Understanding Intergenerational Mobility

One of the most visible stylized facts in contemporary inequality research is the association, across national economies, between measures of cross-section income inequality and intergenerational mobility or persistence. Recent publications of the National Bureau of Economic Research by Cholli and Durlauf (2022) and Durlauf et al (2022) seek to understand the relationship between cross-sectional income inequality and persistence of income across generations (the Great Gatsby Curve, named after Jay Gatsby, protagonist of F. Scott Fitzgerald’s infamous novel who broke through poverty to become a flamboyant millionaire). Five distinct classes of theories, including models on family investments, skills, social influences, political economy, and aspirations are developed, each providing a behavioral mechanism to explain the relationship. Theoretical models imply nonlinear relationships between parent and child status that are often ignored in practice and offer potentially different interpretations of the evidence of heterogeneity in mobility across locations, groups, and time. They conclude with a vision to combine theory with empirics to understand this phenomenon better.

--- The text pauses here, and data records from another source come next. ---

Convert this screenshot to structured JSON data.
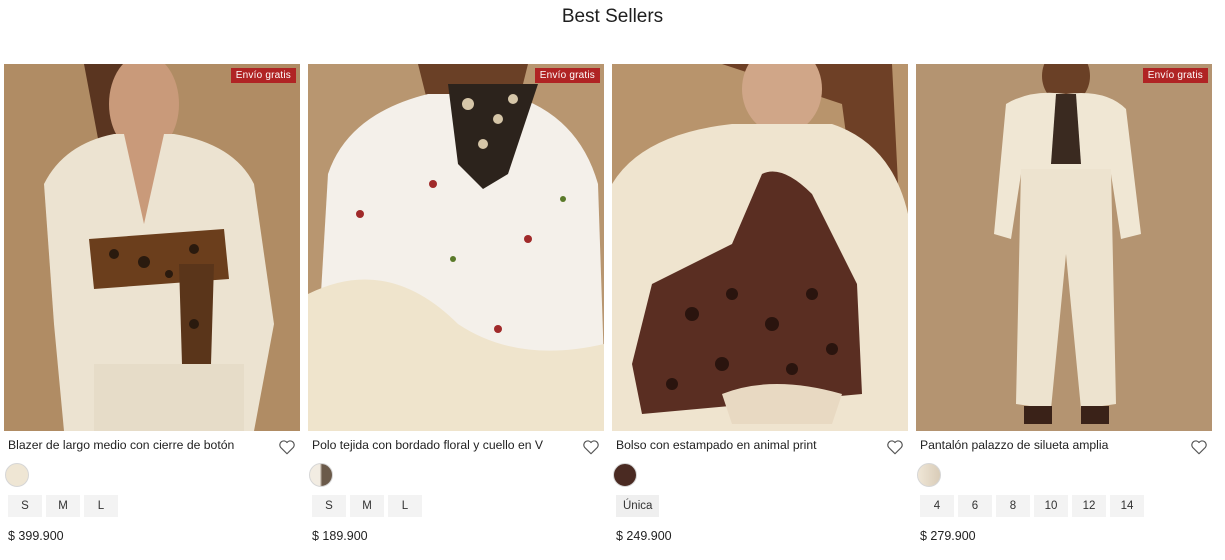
{
  "section": {
    "title": "Best Sellers"
  },
  "products": [
    {
      "badge": "Envío gratis",
      "name": "Blazer de largo medio con cierre de botón",
      "sizes": [
        "S",
        "M",
        "L"
      ],
      "price": "$ 399.900",
      "swatch_color": "#efe6d4"
    },
    {
      "badge": "Envío gratis",
      "name": "Polo tejida con bordado floral y cuello en V",
      "sizes": [
        "S",
        "M",
        "L"
      ],
      "price": "$ 189.900",
      "swatch_color": "#6b5a4a"
    },
    {
      "name": "Bolso con estampado en animal print",
      "sizes": [
        "Única"
      ],
      "price": "$ 249.900",
      "swatch_color": "#4a2a22"
    },
    {
      "badge": "Envío gratis",
      "name": "Pantalón palazzo de silueta amplia",
      "sizes": [
        "4",
        "6",
        "8",
        "10",
        "12",
        "14"
      ],
      "price": "$ 279.900",
      "swatch_color": "#d9ccb8"
    }
  ],
  "colors": {
    "badge": "#b02424",
    "background": "#ffffff"
  },
  "icons": {
    "favorite": "heart-outline-icon"
  }
}
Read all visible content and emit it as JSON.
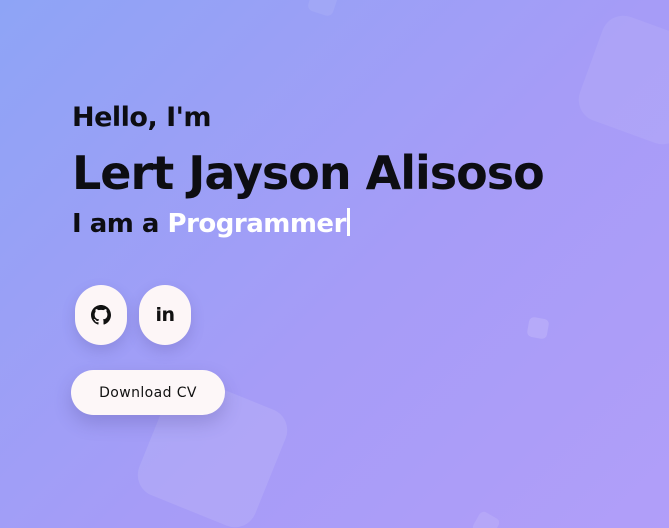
{
  "hero": {
    "greeting": "Hello, I'm",
    "name": "Lert Jayson Alisoso",
    "role_prefix": "I am a",
    "role": "Programmer"
  },
  "socials": [
    {
      "icon": "github-icon"
    },
    {
      "icon": "linkedin-icon",
      "glyph": "in"
    }
  ],
  "actions": {
    "download_cv_label": "Download CV"
  },
  "colors": {
    "gradient_start": "#8ea4f6",
    "gradient_end": "#b19ef9",
    "text": "#0d0d12",
    "role_highlight": "#ffffff",
    "button_bg": "#fdf7f8"
  }
}
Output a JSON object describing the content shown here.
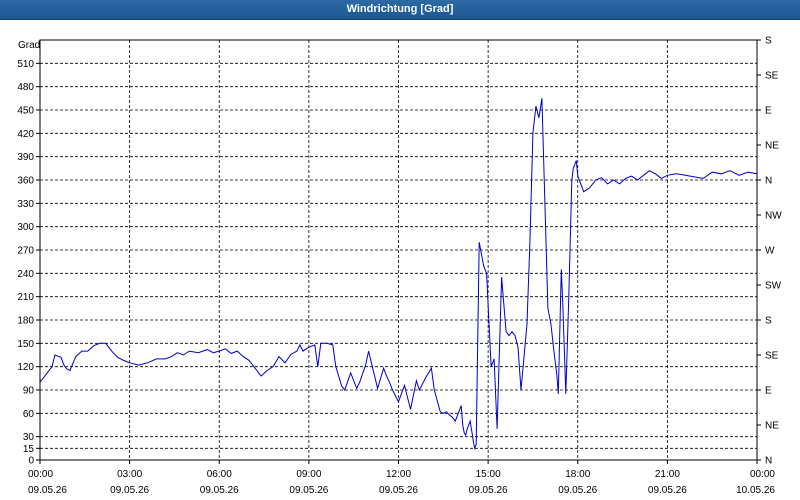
{
  "window": {
    "title": "Windrichtung [Grad]"
  },
  "chart_data": {
    "type": "line",
    "title": "Windrichtung [Grad]",
    "ylabel": "Grad",
    "ylim": [
      0,
      540
    ],
    "y_ticks": [
      0,
      15,
      30,
      60,
      90,
      120,
      150,
      180,
      210,
      240,
      270,
      300,
      330,
      360,
      390,
      420,
      450,
      480,
      510
    ],
    "y_tick_labels": [
      "0",
      "15",
      "30",
      "60",
      "90",
      "120",
      "150",
      "180",
      "210",
      "240",
      "270",
      "300",
      "330",
      "360",
      "390",
      "420",
      "450",
      "480",
      "510"
    ],
    "right_axis": {
      "ticks": [
        0,
        45,
        90,
        135,
        180,
        225,
        270,
        315,
        360,
        405,
        450,
        495,
        540
      ],
      "labels": [
        "N",
        "NE",
        "E",
        "SE",
        "S",
        "SW",
        "W",
        "NW",
        "N",
        "NE",
        "E",
        "SE",
        "S"
      ]
    },
    "xlim": [
      0,
      24
    ],
    "x_ticks": [
      0,
      3,
      6,
      9,
      12,
      15,
      18,
      21,
      24
    ],
    "x_tick_times": [
      "00:00",
      "03:00",
      "06:00",
      "09:00",
      "12:00",
      "15:00",
      "18:00",
      "21:00",
      "00:00"
    ],
    "x_tick_dates": [
      "09.05.26",
      "09.05.26",
      "09.05.26",
      "09.05.26",
      "09.05.26",
      "09.05.26",
      "09.05.26",
      "09.05.26",
      "10.05.26"
    ],
    "grid": true,
    "line_color": "#0000cc",
    "series": [
      {
        "x": [
          0,
          0.2,
          0.4,
          0.5,
          0.7,
          0.8,
          0.9,
          1.0,
          1.2,
          1.4,
          1.6,
          1.8,
          2.0,
          2.2,
          2.4,
          2.6,
          2.8,
          3.0,
          3.3,
          3.6,
          3.9,
          4.2,
          4.4,
          4.6,
          4.8,
          5.0,
          5.3,
          5.6,
          5.8,
          6.0,
          6.2,
          6.4,
          6.6,
          6.8,
          7.0,
          7.2,
          7.4,
          7.6,
          7.8,
          8.0,
          8.2,
          8.4,
          8.6,
          8.7,
          8.8,
          9.0,
          9.2,
          9.3,
          9.4,
          9.6,
          9.8,
          9.9,
          10.1,
          10.2,
          10.4,
          10.6,
          10.7,
          10.9,
          11.0,
          11.3,
          11.5,
          11.6,
          11.7,
          11.8,
          12.0,
          12.2,
          12.4,
          12.6,
          12.7,
          12.9,
          13.1,
          13.2,
          13.4,
          13.5,
          13.6,
          13.7,
          13.8,
          13.9,
          14.1,
          14.15,
          14.2,
          14.25,
          14.3,
          14.4,
          14.5,
          14.55,
          14.6,
          14.7,
          14.85,
          14.95,
          15.1,
          15.2,
          15.3,
          15.45,
          15.6,
          15.7,
          15.8,
          15.9,
          16.0,
          16.1,
          16.3,
          16.4,
          16.5,
          16.6,
          16.7,
          16.8,
          17.0,
          17.1,
          17.2,
          17.3,
          17.35,
          17.45,
          17.5,
          17.6,
          17.7,
          17.8,
          17.85,
          17.95,
          18.0,
          18.2,
          18.4,
          18.6,
          18.8,
          19.0,
          19.2,
          19.4,
          19.6,
          19.8,
          20.0,
          20.2,
          20.4,
          20.6,
          20.8,
          21.0,
          21.3,
          21.6,
          21.9,
          22.2,
          22.5,
          22.8,
          23.1,
          23.4,
          23.7,
          24.0
        ],
        "values": [
          100,
          110,
          120,
          135,
          132,
          122,
          117,
          115,
          133,
          140,
          140,
          147,
          150,
          150,
          140,
          132,
          128,
          125,
          122,
          125,
          130,
          130,
          133,
          138,
          135,
          140,
          138,
          142,
          138,
          140,
          143,
          137,
          140,
          133,
          128,
          118,
          108,
          115,
          120,
          133,
          125,
          136,
          140,
          148,
          140,
          145,
          148,
          120,
          150,
          150,
          148,
          120,
          95,
          90,
          112,
          92,
          100,
          122,
          140,
          92,
          118,
          108,
          100,
          90,
          75,
          96,
          65,
          102,
          90,
          105,
          118,
          90,
          62,
          60,
          62,
          58,
          55,
          50,
          70,
          45,
          35,
          32,
          40,
          50,
          25,
          15,
          20,
          280,
          250,
          240,
          120,
          130,
          40,
          235,
          165,
          160,
          165,
          160,
          145,
          90,
          175,
          280,
          420,
          455,
          440,
          465,
          195,
          175,
          140,
          110,
          85,
          245,
          200,
          85,
          210,
          360,
          375,
          385,
          365,
          345,
          350,
          360,
          363,
          355,
          360,
          355,
          362,
          365,
          360,
          366,
          372,
          368,
          362,
          366,
          368,
          366,
          364,
          362,
          370,
          368,
          372,
          366,
          370,
          368
        ]
      }
    ]
  }
}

Posted by at 10:28 AM

Labels: Inclusive Growth


Subscribe to: Posts